Suddenly everyone I know is a football fan. No, not the kind of football game with guys all padded up to play on Saturday or Sunday (I live in the South where those football fans have always existed). This is the kind we Americans refer to as soccer. By-the-way, I did read an article that the word “soccer” really came from the Brits, who apparently scorn the US for calling it that today. Life is hard when the rules keep changing….
Of course the American team making it past the first round of the 2010 World Cup probably prompted the sudden popularity. Although ironically around here in the US South hundreds, perhaps thousands, of kids play soccer, my son included. He just made the travel team- meaning I get to travel a hundred miles to Jacksonville, Fl., every other Saturday this Fall. But previously we rarely watched soccer on television or saw any pictures in our local newspaper.
For the last couple weeks restaurants and bars have been advertising their big screen televisions and food and drink specials for the World Cup tournament game days, just like what they do for our college and professional football game days in the Fall.
The interest in the FIFA World Cup is of course huge in the rest of the world. It takes place every four years and rotates locations around the world. The 2010 tournament is being placed in South Africa. The 2014 FIFA World Cup is expected to be played in Brazil.
The spike in interest here in the US and around the world impacts our digital asset management system since many of the larger newspapers use our system to manage photographs-those generated by their staffs and those that come from the wire services. USA TODAY, one of our customers, has reported more than 3000 “football” pictures being sent from wire services on game days. The usual TOTAL number of pictures they get per day from all stories around the world runs between 7000 and 8000. That’s a lot of pictures of guys playing soccer (err, “football”). But wait…

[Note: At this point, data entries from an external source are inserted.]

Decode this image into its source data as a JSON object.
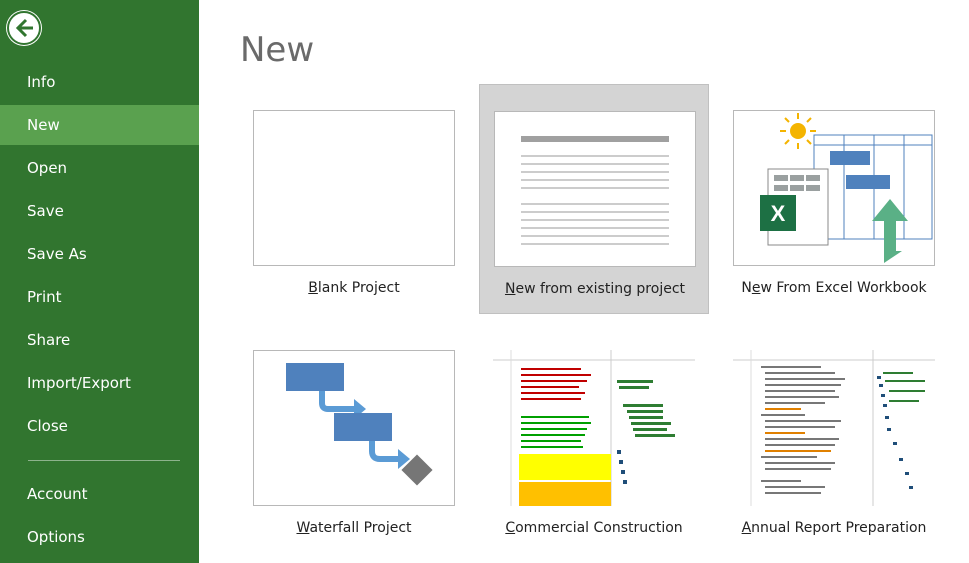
{
  "sidebar": {
    "back_icon": "arrow-left-circle-icon",
    "items": [
      {
        "label": "Info"
      },
      {
        "label": "New",
        "active": true
      },
      {
        "label": "Open"
      },
      {
        "label": "Save"
      },
      {
        "label": "Save As"
      },
      {
        "label": "Print"
      },
      {
        "label": "Share"
      },
      {
        "label": "Import/Export"
      },
      {
        "label": "Close"
      },
      {
        "label": "Account"
      },
      {
        "label": "Options"
      }
    ],
    "colors": {
      "background": "#31752f",
      "active": "#5aa14f"
    }
  },
  "main": {
    "title": "New",
    "templates": [
      {
        "access_key": "B",
        "label_rest": "lank Project",
        "label_pre": ""
      },
      {
        "access_key": "N",
        "label_rest": "ew from existing project",
        "label_pre": "",
        "selected": true
      },
      {
        "access_key": "e",
        "label_pre": "N",
        "label_rest": "w From Excel Workbook"
      },
      {
        "access_key": "W",
        "label_rest": "aterfall Project",
        "label_pre": ""
      },
      {
        "access_key": "C",
        "label_rest": "ommercial Construction",
        "label_pre": ""
      },
      {
        "access_key": "A",
        "label_rest": "nnual Report Preparation",
        "label_pre": ""
      }
    ]
  }
}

De Telegraaf in The Netherlands uses a Merlin digital asset management system to manage their photos, along with their stories and PDF pages for several of their publications throughout the country. Since The Netherlands team played and beat Uruguay in the semi-final match and made it to the finals against Spain, interest is enormous for their readers. They have a large Merlin system and typically ingest around 70,000 pictures per day. On the day of the semi-final game they put in 17,000 more pictures just from the World Cup, or an average of one soccer (sorry, “football”) picture every 5 seconds, for 24 hours a day (in reality they probably were seeing a few new soccer pictures each second during the games, and hopefully some quiet during the overnight periods!).
With Merlin’s modular expansion, our support team was able to help De Telegraaf configure their system to process and index (so that the captions and metadata are searchable) this overflow amount. They distributed the various wire service and local photographers’ flows across a couple servers running our input processing tool. Editors were able to monitor all incoming pictures in one screen, or they could have multiple screens, each with pictures from a different game, all updating dynamically non stop. I can only imagine 30-45 new pictures to look at every minute during and right after game time!
Not to date myself, but when I started in photojournalism in the 80’s the most prolific source of photos, the Associated Press, delivered one photo every 10 minutes, or a maximum of 144 transmissions per day (and about 15 of those were things like weather maps and charts). Now de Telegraaf’s Merlin is receiving and presenting that many in just over a minute!
I did watch the final game Sunday and I was cheering for the orange-The Netherlands team-because I do have friends there. The only good thing was the little guy on Spain’s team scored the winning goal and that made my son (who is on the small side) happy and gave him confidence for his upcoming season.
Posted by Rande Simpson
Photo by www.landov.com.